====== Data provided ======
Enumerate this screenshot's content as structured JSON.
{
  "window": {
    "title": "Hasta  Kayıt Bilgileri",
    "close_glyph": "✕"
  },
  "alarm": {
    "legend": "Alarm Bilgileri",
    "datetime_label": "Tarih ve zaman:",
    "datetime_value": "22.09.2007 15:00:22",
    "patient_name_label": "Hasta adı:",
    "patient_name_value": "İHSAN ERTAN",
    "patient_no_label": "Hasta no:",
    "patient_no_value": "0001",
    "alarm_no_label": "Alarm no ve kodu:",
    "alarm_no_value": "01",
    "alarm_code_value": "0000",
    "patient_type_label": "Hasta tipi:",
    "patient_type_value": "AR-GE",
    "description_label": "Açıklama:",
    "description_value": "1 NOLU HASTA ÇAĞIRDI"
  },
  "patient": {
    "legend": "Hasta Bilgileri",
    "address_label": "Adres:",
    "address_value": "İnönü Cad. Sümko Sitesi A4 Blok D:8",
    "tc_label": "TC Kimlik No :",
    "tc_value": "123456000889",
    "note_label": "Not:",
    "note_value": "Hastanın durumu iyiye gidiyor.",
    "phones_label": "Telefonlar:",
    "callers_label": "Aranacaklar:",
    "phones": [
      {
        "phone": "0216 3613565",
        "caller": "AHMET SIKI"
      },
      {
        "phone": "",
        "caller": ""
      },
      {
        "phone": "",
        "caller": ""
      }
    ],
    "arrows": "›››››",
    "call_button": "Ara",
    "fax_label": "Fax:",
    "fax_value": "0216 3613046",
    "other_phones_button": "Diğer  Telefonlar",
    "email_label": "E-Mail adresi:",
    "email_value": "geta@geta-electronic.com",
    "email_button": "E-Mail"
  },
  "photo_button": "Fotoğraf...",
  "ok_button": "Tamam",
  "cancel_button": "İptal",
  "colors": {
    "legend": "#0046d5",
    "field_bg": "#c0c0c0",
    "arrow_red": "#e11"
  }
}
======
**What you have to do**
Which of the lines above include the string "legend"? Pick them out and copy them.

**Solution to this problem**
    "legend": "Alarm Bilgileri",
    "legend": "Hasta Bilgileri",
    "legend": "#0046d5",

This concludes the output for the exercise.